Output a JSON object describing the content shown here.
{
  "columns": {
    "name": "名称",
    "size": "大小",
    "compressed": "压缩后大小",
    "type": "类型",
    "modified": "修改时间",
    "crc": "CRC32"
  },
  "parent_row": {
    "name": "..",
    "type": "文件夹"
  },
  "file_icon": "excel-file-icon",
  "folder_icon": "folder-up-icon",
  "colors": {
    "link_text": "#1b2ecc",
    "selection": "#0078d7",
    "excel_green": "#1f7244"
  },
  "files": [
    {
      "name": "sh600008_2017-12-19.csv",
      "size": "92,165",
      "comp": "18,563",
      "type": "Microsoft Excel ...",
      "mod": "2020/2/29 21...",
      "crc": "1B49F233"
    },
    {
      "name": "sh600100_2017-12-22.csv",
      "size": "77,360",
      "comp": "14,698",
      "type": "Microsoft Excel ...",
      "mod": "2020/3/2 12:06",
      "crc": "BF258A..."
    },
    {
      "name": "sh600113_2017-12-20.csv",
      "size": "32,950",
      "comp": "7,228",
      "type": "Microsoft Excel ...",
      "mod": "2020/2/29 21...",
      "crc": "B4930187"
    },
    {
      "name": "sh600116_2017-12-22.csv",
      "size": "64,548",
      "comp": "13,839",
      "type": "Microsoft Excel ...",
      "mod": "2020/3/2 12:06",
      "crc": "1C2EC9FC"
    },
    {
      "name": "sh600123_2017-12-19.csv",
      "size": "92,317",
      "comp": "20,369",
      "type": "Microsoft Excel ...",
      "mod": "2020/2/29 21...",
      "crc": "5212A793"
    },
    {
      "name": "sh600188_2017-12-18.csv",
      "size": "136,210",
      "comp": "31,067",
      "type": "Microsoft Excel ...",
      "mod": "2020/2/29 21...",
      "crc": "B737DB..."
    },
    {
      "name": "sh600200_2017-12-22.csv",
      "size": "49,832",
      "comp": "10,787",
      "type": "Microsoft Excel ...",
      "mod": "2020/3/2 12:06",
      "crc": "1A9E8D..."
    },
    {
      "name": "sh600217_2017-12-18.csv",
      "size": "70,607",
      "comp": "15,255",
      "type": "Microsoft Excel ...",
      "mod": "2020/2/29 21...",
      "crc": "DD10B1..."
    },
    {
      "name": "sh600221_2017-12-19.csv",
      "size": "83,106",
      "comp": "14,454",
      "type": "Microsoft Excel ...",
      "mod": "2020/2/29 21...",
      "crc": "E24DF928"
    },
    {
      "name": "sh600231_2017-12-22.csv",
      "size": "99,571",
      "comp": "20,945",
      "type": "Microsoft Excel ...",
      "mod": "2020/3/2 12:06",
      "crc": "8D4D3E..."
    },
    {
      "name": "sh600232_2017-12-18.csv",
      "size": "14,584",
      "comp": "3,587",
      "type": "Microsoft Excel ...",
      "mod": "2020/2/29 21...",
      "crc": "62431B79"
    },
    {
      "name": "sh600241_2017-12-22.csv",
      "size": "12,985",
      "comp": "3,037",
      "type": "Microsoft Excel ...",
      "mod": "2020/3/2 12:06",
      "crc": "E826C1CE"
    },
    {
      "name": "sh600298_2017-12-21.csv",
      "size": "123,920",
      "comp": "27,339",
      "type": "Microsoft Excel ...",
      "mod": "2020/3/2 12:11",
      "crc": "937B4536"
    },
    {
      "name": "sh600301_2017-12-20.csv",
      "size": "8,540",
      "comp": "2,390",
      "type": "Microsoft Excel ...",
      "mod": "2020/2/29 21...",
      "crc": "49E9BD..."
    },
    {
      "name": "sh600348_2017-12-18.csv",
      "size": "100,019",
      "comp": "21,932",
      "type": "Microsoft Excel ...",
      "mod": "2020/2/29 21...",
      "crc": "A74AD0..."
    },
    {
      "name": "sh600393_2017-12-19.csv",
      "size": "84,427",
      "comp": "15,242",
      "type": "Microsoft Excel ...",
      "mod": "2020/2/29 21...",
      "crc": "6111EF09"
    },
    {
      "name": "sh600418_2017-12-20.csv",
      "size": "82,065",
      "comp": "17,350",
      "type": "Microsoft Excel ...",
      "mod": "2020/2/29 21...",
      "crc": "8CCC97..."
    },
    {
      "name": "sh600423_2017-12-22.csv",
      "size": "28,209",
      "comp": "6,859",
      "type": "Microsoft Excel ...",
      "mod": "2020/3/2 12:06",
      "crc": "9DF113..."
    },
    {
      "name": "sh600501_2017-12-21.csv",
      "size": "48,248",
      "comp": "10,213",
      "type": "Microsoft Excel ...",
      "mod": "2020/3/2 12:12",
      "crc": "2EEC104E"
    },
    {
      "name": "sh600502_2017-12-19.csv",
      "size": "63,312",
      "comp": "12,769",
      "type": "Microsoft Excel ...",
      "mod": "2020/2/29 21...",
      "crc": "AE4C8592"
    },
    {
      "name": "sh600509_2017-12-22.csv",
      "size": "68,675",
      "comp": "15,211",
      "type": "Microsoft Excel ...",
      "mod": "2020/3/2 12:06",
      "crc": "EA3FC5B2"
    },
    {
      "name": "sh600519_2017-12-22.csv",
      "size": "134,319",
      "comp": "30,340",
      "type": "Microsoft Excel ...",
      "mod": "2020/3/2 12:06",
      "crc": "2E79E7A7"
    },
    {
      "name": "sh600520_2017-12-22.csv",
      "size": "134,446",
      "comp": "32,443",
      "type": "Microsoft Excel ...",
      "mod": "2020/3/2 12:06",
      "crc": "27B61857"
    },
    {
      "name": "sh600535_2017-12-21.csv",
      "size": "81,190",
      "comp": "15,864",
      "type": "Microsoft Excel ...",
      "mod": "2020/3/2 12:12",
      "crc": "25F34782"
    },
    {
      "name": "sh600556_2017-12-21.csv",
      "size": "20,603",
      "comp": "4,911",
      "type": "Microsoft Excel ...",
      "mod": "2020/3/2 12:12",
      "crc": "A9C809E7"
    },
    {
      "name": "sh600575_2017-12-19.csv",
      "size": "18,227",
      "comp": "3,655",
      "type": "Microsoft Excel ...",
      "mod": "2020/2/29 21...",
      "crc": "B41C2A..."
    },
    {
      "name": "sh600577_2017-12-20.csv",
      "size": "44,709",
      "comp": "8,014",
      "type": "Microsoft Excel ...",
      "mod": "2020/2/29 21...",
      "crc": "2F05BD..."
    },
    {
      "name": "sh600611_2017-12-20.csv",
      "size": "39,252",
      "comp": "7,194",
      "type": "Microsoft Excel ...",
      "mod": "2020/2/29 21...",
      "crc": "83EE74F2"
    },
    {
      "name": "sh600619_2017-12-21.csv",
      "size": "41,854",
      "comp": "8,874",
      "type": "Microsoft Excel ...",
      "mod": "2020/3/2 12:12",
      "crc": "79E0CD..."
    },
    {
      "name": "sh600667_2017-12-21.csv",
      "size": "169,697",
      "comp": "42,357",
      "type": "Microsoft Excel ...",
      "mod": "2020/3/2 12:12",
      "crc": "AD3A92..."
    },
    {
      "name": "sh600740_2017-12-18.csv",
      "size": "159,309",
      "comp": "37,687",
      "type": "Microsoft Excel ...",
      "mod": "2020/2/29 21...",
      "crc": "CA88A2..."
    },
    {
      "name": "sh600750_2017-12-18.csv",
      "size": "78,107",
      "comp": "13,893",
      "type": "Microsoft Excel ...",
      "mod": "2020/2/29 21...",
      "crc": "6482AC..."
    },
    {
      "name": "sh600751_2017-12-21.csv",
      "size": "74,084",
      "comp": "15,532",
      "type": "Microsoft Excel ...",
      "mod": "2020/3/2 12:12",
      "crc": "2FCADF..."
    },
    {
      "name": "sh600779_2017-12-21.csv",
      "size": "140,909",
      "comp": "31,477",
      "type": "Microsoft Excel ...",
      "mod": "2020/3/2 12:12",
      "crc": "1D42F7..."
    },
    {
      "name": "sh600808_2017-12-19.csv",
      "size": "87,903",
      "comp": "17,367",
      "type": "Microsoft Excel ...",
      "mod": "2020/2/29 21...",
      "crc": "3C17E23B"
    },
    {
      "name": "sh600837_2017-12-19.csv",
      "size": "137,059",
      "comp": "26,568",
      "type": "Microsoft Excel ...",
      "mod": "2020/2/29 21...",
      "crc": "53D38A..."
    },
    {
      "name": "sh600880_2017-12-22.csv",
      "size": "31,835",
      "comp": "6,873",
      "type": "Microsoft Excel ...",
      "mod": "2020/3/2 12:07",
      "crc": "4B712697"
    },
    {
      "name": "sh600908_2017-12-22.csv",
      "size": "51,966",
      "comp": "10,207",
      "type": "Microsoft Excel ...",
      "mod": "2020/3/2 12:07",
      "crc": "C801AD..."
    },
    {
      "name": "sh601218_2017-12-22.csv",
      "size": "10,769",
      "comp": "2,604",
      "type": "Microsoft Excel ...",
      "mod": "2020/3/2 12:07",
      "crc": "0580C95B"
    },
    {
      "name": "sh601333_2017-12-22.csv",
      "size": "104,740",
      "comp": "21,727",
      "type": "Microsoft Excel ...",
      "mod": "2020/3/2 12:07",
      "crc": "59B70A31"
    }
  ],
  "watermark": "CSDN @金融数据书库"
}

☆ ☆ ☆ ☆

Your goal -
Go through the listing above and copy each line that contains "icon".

Solved exercise -
  "file_icon": "excel-file-icon",
  "folder_icon": "folder-up-icon",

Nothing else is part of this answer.